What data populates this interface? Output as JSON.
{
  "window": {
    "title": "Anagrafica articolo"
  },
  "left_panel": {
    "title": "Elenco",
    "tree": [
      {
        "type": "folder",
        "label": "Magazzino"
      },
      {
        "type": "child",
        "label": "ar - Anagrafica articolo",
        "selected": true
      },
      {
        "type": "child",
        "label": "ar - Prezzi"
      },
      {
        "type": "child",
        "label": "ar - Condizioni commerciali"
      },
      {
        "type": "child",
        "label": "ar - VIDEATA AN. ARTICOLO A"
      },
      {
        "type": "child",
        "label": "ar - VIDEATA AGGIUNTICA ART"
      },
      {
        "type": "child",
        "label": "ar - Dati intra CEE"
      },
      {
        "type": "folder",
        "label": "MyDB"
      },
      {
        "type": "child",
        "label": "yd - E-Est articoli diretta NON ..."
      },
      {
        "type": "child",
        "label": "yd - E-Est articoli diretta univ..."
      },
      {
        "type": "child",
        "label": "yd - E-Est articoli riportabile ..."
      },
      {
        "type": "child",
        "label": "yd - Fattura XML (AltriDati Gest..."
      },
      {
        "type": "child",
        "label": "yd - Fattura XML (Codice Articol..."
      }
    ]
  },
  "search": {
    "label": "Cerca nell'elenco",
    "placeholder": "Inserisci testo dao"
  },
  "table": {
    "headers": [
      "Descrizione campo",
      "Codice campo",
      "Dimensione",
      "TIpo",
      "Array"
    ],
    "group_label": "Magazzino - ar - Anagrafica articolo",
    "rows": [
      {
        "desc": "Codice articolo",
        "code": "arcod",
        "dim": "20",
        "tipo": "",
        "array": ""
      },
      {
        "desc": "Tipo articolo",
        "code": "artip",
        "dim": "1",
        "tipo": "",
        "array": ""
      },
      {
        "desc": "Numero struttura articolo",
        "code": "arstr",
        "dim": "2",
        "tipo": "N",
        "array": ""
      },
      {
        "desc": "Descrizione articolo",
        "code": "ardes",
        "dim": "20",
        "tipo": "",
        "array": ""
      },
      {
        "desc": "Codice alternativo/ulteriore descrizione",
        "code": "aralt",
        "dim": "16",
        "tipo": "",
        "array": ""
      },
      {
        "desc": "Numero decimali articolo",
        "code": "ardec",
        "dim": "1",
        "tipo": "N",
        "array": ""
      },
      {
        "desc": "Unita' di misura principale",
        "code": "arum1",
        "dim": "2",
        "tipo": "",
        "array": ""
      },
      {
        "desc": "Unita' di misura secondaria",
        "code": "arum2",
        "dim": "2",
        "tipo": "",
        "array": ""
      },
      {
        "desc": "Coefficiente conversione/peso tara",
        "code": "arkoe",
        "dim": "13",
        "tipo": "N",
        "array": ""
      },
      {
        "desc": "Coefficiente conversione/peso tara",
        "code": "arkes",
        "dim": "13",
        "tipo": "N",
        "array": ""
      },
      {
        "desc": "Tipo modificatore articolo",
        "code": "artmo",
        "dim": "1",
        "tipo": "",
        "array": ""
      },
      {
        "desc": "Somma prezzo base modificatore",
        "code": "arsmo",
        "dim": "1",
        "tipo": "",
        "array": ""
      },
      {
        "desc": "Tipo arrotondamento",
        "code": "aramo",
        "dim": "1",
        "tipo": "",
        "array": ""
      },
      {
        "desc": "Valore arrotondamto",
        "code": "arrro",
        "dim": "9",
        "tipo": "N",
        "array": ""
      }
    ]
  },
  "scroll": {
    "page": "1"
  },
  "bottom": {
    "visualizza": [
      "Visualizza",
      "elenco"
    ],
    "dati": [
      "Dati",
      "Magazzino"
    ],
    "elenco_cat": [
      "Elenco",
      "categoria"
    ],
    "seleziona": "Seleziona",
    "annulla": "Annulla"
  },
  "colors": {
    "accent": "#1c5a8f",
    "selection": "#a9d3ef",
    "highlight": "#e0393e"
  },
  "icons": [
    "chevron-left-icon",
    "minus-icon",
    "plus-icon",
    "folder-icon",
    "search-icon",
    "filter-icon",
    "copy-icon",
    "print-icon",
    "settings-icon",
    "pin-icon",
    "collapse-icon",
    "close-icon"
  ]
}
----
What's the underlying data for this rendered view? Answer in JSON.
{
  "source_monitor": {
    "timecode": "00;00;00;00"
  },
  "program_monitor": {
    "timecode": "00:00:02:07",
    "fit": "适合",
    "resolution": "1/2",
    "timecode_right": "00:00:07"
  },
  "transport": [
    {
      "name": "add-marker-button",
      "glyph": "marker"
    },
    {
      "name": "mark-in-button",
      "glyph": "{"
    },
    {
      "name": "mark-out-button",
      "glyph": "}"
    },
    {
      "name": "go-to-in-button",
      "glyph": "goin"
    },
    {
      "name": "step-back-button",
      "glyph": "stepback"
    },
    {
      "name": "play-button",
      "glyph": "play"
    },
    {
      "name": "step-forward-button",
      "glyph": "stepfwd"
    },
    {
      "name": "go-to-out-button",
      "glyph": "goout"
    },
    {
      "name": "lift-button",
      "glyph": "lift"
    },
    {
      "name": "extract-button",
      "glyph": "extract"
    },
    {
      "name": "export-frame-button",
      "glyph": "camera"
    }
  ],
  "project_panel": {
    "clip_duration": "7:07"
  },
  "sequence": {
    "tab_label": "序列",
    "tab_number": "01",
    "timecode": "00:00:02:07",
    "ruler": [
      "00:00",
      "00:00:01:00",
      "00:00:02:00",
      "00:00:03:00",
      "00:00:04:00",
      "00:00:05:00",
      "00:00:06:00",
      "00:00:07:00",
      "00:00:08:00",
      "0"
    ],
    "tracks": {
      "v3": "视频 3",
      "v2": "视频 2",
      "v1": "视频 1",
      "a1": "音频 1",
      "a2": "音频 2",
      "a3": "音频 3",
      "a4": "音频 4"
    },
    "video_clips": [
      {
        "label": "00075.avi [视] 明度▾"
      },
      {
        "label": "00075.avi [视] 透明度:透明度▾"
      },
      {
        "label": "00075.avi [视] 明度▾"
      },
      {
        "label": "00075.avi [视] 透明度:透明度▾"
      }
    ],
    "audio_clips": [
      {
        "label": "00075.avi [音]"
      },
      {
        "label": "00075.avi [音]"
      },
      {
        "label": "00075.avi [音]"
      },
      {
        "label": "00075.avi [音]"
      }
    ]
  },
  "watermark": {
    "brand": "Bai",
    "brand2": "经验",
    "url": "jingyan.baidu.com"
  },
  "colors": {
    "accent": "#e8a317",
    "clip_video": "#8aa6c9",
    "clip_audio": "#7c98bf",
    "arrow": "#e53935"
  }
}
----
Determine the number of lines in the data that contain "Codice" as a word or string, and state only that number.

4